Problem description
An exact reproduction of the records is required, with all pictures omitted.

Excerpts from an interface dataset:
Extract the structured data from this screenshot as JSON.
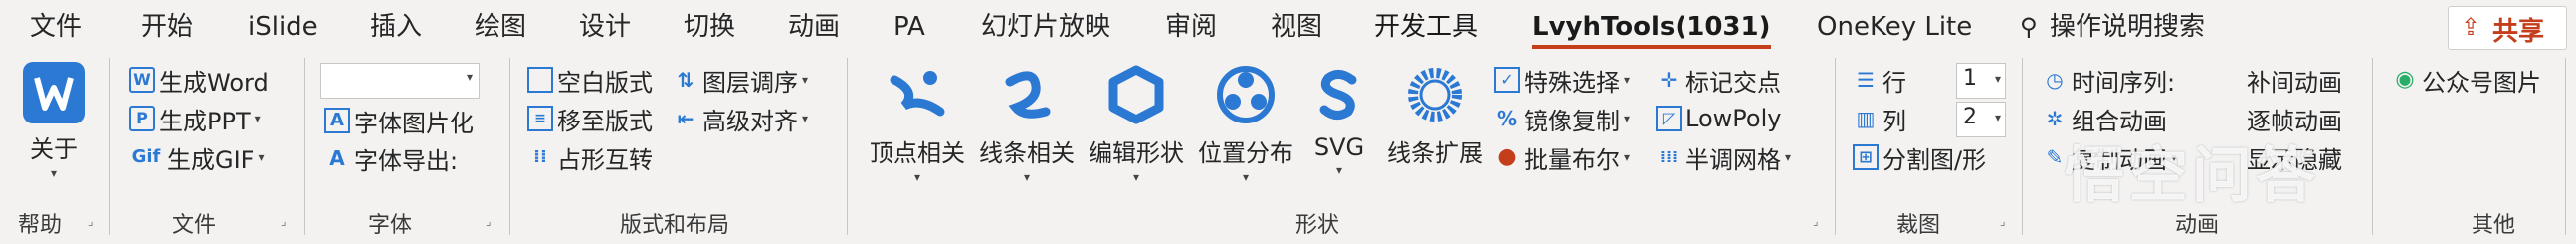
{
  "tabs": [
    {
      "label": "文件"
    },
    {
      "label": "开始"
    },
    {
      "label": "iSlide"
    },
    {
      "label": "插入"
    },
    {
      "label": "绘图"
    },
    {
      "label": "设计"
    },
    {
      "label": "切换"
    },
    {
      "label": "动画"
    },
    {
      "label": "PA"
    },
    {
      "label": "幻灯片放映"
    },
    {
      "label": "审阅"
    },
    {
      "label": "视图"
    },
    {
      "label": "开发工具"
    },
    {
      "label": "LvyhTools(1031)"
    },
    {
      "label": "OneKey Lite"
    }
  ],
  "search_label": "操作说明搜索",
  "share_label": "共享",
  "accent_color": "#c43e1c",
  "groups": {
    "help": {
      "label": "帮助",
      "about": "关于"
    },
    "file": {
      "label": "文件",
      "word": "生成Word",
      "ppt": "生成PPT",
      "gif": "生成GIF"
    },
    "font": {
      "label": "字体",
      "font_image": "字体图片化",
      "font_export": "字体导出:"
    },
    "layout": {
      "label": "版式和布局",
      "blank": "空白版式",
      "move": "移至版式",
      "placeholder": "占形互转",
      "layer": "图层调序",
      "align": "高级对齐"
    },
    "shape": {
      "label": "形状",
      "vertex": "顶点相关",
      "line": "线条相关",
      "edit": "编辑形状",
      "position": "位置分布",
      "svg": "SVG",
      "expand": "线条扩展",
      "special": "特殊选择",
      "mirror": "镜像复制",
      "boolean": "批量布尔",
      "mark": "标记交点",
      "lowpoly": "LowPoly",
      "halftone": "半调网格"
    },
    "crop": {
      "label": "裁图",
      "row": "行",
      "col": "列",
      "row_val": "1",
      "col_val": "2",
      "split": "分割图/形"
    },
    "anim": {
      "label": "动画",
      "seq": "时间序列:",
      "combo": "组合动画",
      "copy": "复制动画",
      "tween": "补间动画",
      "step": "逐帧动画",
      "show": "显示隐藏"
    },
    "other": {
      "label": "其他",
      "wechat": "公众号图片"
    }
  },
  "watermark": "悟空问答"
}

Output of the task
Extract the structured data from this screenshot as JSON.
{
  "tabs": [
    {
      "label": "文件"
    },
    {
      "label": "开始"
    },
    {
      "label": "iSlide"
    },
    {
      "label": "插入"
    },
    {
      "label": "绘图"
    },
    {
      "label": "设计"
    },
    {
      "label": "切换"
    },
    {
      "label": "动画"
    },
    {
      "label": "PA"
    },
    {
      "label": "幻灯片放映"
    },
    {
      "label": "审阅"
    },
    {
      "label": "视图"
    },
    {
      "label": "开发工具"
    },
    {
      "label": "LvyhTools(1031)"
    },
    {
      "label": "OneKey Lite"
    }
  ],
  "search_label": "操作说明搜索",
  "share_label": "共享",
  "accent_color": "#c43e1c",
  "groups": {
    "help": {
      "label": "帮助",
      "about": "关于"
    },
    "file": {
      "label": "文件",
      "word": "生成Word",
      "ppt": "生成PPT",
      "gif": "生成GIF"
    },
    "font": {
      "label": "字体",
      "font_image": "字体图片化",
      "font_export": "字体导出:"
    },
    "layout": {
      "label": "版式和布局",
      "blank": "空白版式",
      "move": "移至版式",
      "placeholder": "占形互转",
      "layer": "图层调序",
      "align": "高级对齐"
    },
    "shape": {
      "label": "形状",
      "vertex": "顶点相关",
      "line": "线条相关",
      "edit": "编辑形状",
      "position": "位置分布",
      "svg": "SVG",
      "expand": "线条扩展",
      "special": "特殊选择",
      "mirror": "镜像复制",
      "boolean": "批量布尔",
      "mark": "标记交点",
      "lowpoly": "LowPoly",
      "halftone": "半调网格"
    },
    "crop": {
      "label": "裁图",
      "row": "行",
      "col": "列",
      "row_val": "1",
      "col_val": "2",
      "split": "分割图/形"
    },
    "anim": {
      "label": "动画",
      "seq": "时间序列:",
      "combo": "组合动画",
      "copy": "复制动画",
      "tween": "补间动画",
      "step": "逐帧动画",
      "show": "显示隐藏"
    },
    "other": {
      "label": "其他",
      "wechat": "公众号图片"
    }
  },
  "watermark": "悟空问答"
}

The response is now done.